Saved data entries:
__________________________________________________

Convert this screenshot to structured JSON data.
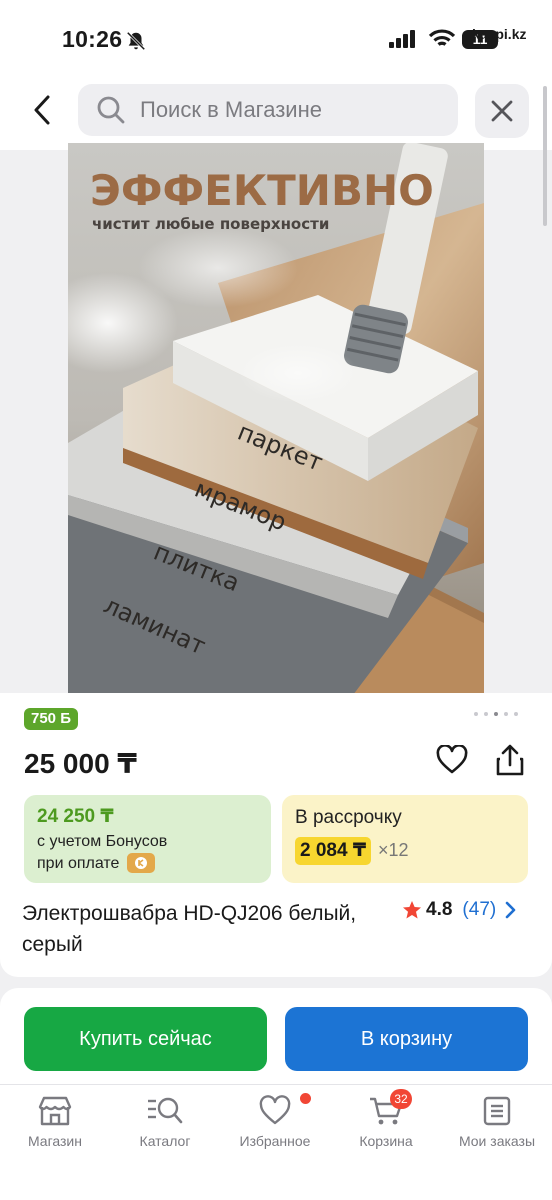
{
  "status_bar": {
    "time": "10:26",
    "carrier": "kaspi.kz",
    "battery": "11"
  },
  "header": {
    "search_placeholder": "Поиск в Магазине"
  },
  "product_image": {
    "headline": "ЭФФЕКТИВНО",
    "subline": "чистит любые поверхности",
    "surfaces": [
      "паркет",
      "мрамор",
      "плитка",
      "ламинат"
    ]
  },
  "details": {
    "bonus_badge": "750 Б",
    "price": "25 000 ₸",
    "bonus_card": {
      "price": "24 250 ₸",
      "line1": "с учетом Бонусов",
      "line2": "при оплате"
    },
    "installment_card": {
      "label": "В рассрочку",
      "amount": "2 084 ₸",
      "multiplier": "×12"
    },
    "title": "Электрошвабра HD-QJ206 белый, серый",
    "rating": "4.8",
    "reviews": "(47)"
  },
  "actions": {
    "buy_now": "Купить сейчас",
    "to_cart": "В корзину"
  },
  "tabbar": {
    "items": [
      {
        "label": "Магазин"
      },
      {
        "label": "Каталог"
      },
      {
        "label": "Избранное"
      },
      {
        "label": "Корзина",
        "badge": "32"
      },
      {
        "label": "Мои заказы"
      }
    ]
  },
  "colors": {
    "accent_green": "#17a844",
    "accent_blue": "#1c74d4",
    "badge_red": "#f14635",
    "installment_yellow": "#f7d62f"
  }
}
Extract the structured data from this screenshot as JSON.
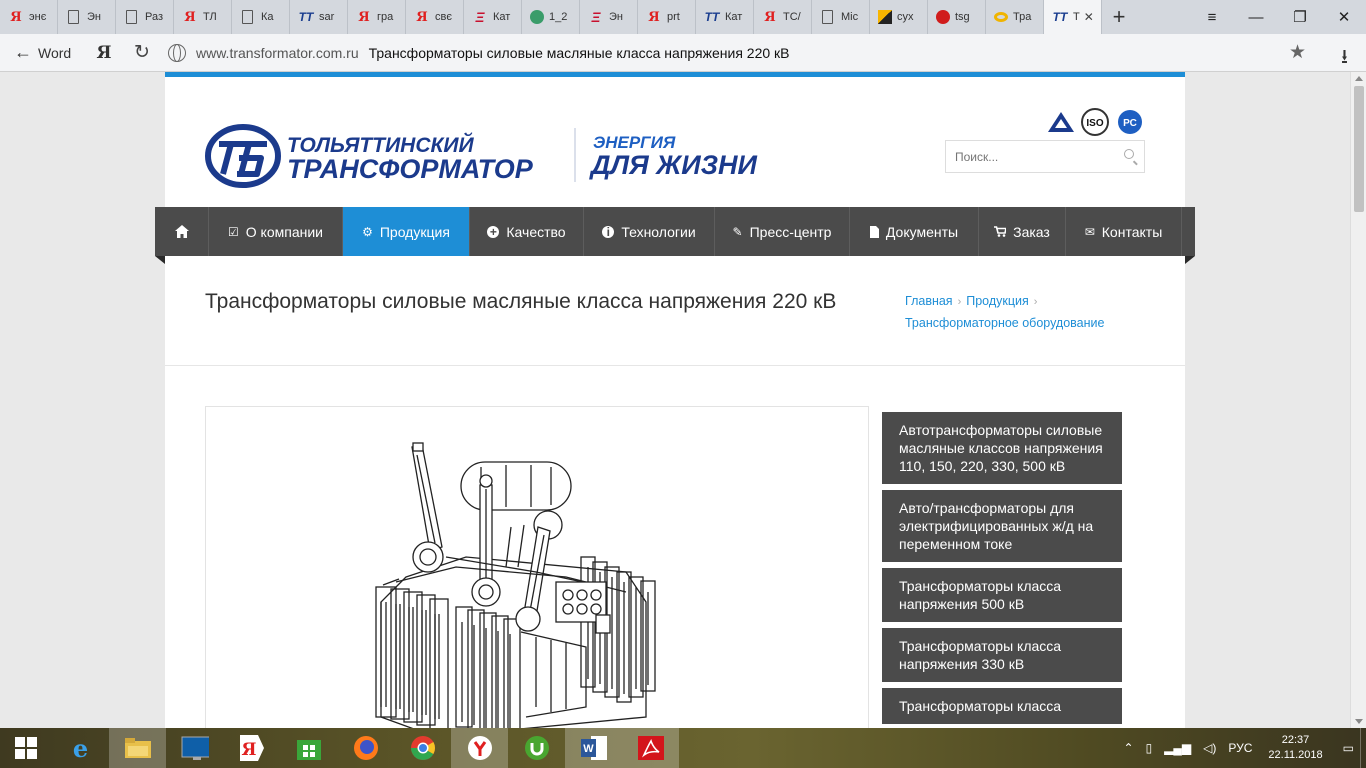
{
  "browser": {
    "tabs": [
      {
        "icon": "yandex-icon",
        "label": "энє"
      },
      {
        "icon": "document-icon",
        "label": "Эн"
      },
      {
        "icon": "document-icon",
        "label": "Раз"
      },
      {
        "icon": "yandex-icon",
        "label": "ТЛ"
      },
      {
        "icon": "document-icon",
        "label": "Ка"
      },
      {
        "icon": "tt-icon",
        "label": "sar"
      },
      {
        "icon": "yandex-icon",
        "label": "гра"
      },
      {
        "icon": "yandex-icon",
        "label": "свє"
      },
      {
        "icon": "ee-icon",
        "label": "Кат"
      },
      {
        "icon": "circle-icon",
        "label": "1_2"
      },
      {
        "icon": "ee-icon",
        "label": "Эн"
      },
      {
        "icon": "yandex-icon",
        "label": "prt"
      },
      {
        "icon": "tt-icon",
        "label": "Кат"
      },
      {
        "icon": "yandex-icon",
        "label": "ТС/"
      },
      {
        "icon": "document-icon",
        "label": "Mic"
      },
      {
        "icon": "warning-icon",
        "label": "сух"
      },
      {
        "icon": "red-circle-icon",
        "label": "tsg"
      },
      {
        "icon": "ring-icon",
        "label": "Тра"
      },
      {
        "icon": "tt-icon",
        "label": "Т"
      }
    ],
    "back_label": "Word",
    "yandex_glyph": "Я",
    "url_domain": "www.transformator.com.ru",
    "page_title": "Трансформаторы силовые масляные класса напряжения 220 кВ",
    "new_tab_glyph": "+",
    "menu_glyph": "≡",
    "minimize_glyph": "—",
    "restore_glyph": "❐",
    "close_glyph": "✕",
    "star_glyph": "★",
    "download_glyph": "⭳",
    "reload_glyph": "↻",
    "back_glyph": "←"
  },
  "site": {
    "accent_color": "#1e8ed6",
    "nav_bg": "#4b4b4b",
    "logo": {
      "line1": "ТОЛЬЯТТИНСКИЙ",
      "line2": "ТРАНСФОРМАТОР",
      "slogan1": "ЭНЕРГИЯ",
      "slogan2": "ДЛЯ ЖИЗНИ"
    },
    "certs": [
      "ISO",
      "РС"
    ],
    "search_placeholder": "Поиск...",
    "nav": [
      {
        "icon": "home-icon",
        "label": ""
      },
      {
        "icon": "check-icon",
        "label": "О компании"
      },
      {
        "icon": "gear-icon",
        "label": "Продукция",
        "active": true
      },
      {
        "icon": "plus-circle-icon",
        "label": "Качество"
      },
      {
        "icon": "info-icon",
        "label": "Технологии"
      },
      {
        "icon": "pencil-icon",
        "label": "Пресс-центр"
      },
      {
        "icon": "file-icon",
        "label": "Документы"
      },
      {
        "icon": "cart-icon",
        "label": "Заказ"
      },
      {
        "icon": "envelope-icon",
        "label": "Контакты"
      }
    ],
    "page_heading": "Трансформаторы силовые масляные класса напряжения 220 кВ",
    "breadcrumb": [
      "Главная",
      "Продукция",
      "Трансформаторное оборудование"
    ],
    "sidebar": [
      "Автотрансформаторы силовые масляные классов напряжения 110, 150, 220, 330, 500 кВ",
      "Авто/трансформаторы для электрифицированных ж/д на переменном токе",
      "Трансформаторы класса напряжения 500 кВ",
      "Трансформаторы класса напряжения 330 кВ",
      "Трансформаторы класса"
    ]
  },
  "taskbar": {
    "apps": [
      "internet-explorer-icon",
      "file-explorer-icon",
      "lenovo-icon",
      "yandex-browser-icon",
      "store-icon",
      "firefox-icon",
      "chrome-icon",
      "yandex-icon",
      "utorrent-icon",
      "word-icon",
      "acrobat-icon"
    ],
    "lang": "РУС",
    "time": "22:37",
    "date": "22.11.2018"
  }
}
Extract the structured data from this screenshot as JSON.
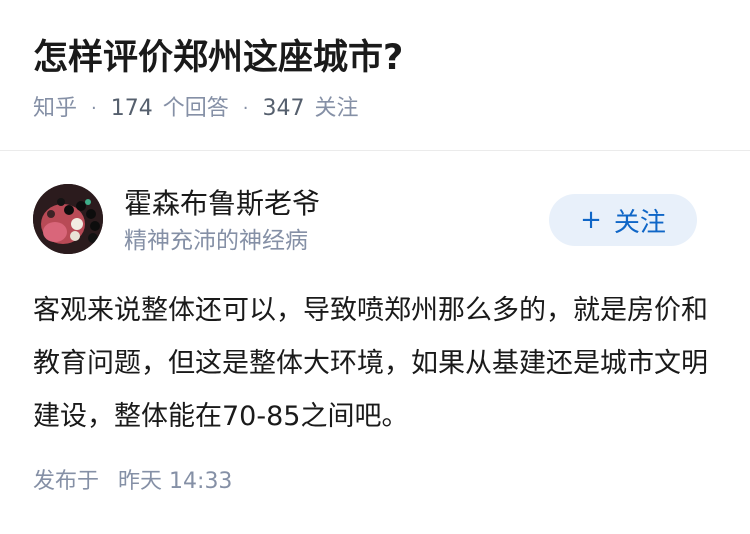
{
  "question": {
    "title": "怎样评价郑州这座城市?",
    "source": "知乎",
    "answers_count": "174",
    "answers_label": "个回答",
    "followers_count": "347",
    "followers_label": "关注"
  },
  "author": {
    "name": "霍森布鲁斯老爷",
    "headline": "精神充沛的神经病",
    "avatar_icon": "avatar-photo-icon"
  },
  "follow_button": {
    "plus": "+",
    "label": "关注",
    "bg_color": "#e8f0fa",
    "text_color": "#0f66c7"
  },
  "answer": {
    "content": "客观来说整体还可以，导致喷郑州那么多的，就是房价和教育问题，但这是整体大环境，如果从基建还是城市文明建设，整体能在70-85之间吧。",
    "published_label": "发布于",
    "published_day": "昨天",
    "published_time": "14:33"
  }
}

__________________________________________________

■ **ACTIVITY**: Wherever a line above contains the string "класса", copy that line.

■ **WRITTEN REPLY**:
    "page_title": "Трансформаторы силовые масляные класса напряжения 220 кВ",
    "page_heading": "Трансформаторы силовые масляные класса напряжения 220 кВ",
      "Трансформаторы класса напряжения 500 кВ",
      "Трансформаторы класса напряжения 330 кВ",
      "Трансформаторы класса"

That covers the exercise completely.